A beauty: “Midnight Dinner” Quilt
Millions of baby boomers are moving into their senior years with empty pockets and declining choices to earn a living. And right behind them is a younger generation facing the same challenges. In this deeply personal talk, author Elizabeth White opens up an honest conversation about financial trouble and offers practical advice for how to live a richly textured life on a limited income.
A big thank you to Ode to Things for sponsoring my blog and RSS Feed this week.
Ode to Things is a tribute to and celebration of quality lifestyle objects. The creators of this New-England based shop believe that the more everyday an item is, the higher quality it needs to be. With this as their mantra, they evaluate dozens of products each week, and only acquire one or two per month — those that adhere to a stringent set of criteria they call “the ode-worthiness checklist”. The result is a unique, consistent, and finely-curated collection.
It is an absolute visual pleasure to visit Ode to Things. See for yourself.
“Recycling plastic is to saving the Earth what hammering a nail is to halting a falling skyscraper. You struggle to find a place to do it and feel pleased when you succeed. But your effort is wholly inadequate and distracts from the real problem of why the building is collapsing in the first place. The real problem is that single-use plastic—the very idea of producing plastic items like grocery bags, which we use for an average of 12 minutes but can persist in the environment for half a millennium—is an incredibly reckless abuse of technology.”
This Stabilo Boss campaign highlighting the remarkable, as in history’s forgotten women, is fantastic.
Below The Surface is an archaeological project of the North/South metro line in Amsterdam. At Damrak and Rokin in the city centre, archaeologists had a chance to physically access the riverbed, thanks to the excavations for the massive infrastructure project of the North/South metro line between 2003 and 2012. Rivers in cities are unlikely archaeological sites. It is not often that a riverbed, let alone one in the middle of a city, is pumped dry and can be systematically examined.
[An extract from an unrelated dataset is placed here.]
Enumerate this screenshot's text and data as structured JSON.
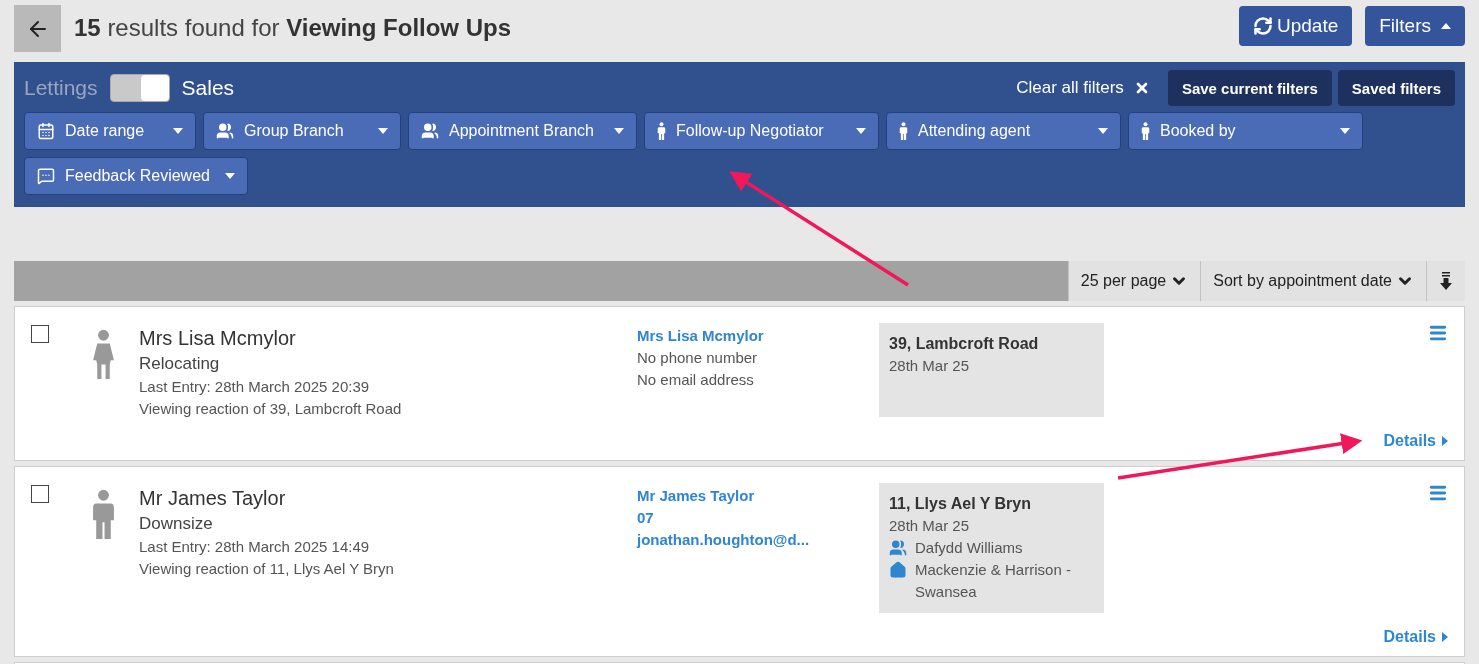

The excavations in the Amstel yielded a deluge of finds, some 700,000 in all: a vast array of objects, some broken, some whole, all jumbled together.
So. Many. Stories! See all the objects.
(Thank you Wesley)
A big thank you to Onsen for sponsoring this week’s RSS Feed.
Onsen married functionality with minimalism to craft a lightweight bath towel that dries like its job depended on it. The key to this obsessively designed towel isn’t what they added, but rather what they eliminated. Most towels go through a chemical bathing process so that they feel soft and fluffy, at least at first. Not Onsen. Instead of short-lived softness that washes away, Onsen relies on premium materials and traditional techniques to deliver a thirsty towel that only gets softer over time.
Get 10% off your first order at onsentowel.com with offer code SWISSMISS.
“Make your interests gradually wider and more impersonal, until bit by bit the walls of the ego recede, and your life becomes increasingly merged in the universal life. An individual human existence should be like a river — small at first, narrowly contained within its banks, and rushing passionately past rocks and over waterfalls. Gradually the river grows wider, the banks recede, the waters flow more quietly, and in the end, without any visible break, they become merged in the sea, and painlessly lose their individual being.”
Last week, at the Do Lectures I got to touch a material that I thought for sure was fibreglass, but no, it was wool, Solid Wool to be concise. I had to ask about three times if I heard correctly. Wool? As in W-O-O-L?
Solid Wool is a beautiful, strong and unique composite material. Think fibreglass, but with wool. Mind blown! So much mad respect to the founders!
“As public outrage grows over the centralization of the Web, and as enlarging numbers of coders join the effort to decentralize it, he has visions of the rest of us rising up and joining him. This spring, he issued a call to arms, of sorts, to the digital public. In an open letter published on his foundation’s Web site, he wrote: “While the problems facing the web are complex and large, I think we should see them as bugs: problems with existing code and software systems that have been created by people—and can be fixed by people.”
When asked what ordinary people can do, Berners-Lee replied, “You don’t have to have any coding skills. You just have to have a heart to decide enough is enough. Get out your Magic Marker and your signboard and your broomstick. And go out on the streets.” In other words, it’s time to rise against the machines.”
“I was devastated”: Tim Berners-Lee, the man who created the world wide web, has some regrets
(Thank you Manu)
Berners-Lee has seen his creation debased by everything from fake news to mass surveillance. But he’s got a plan to fix it.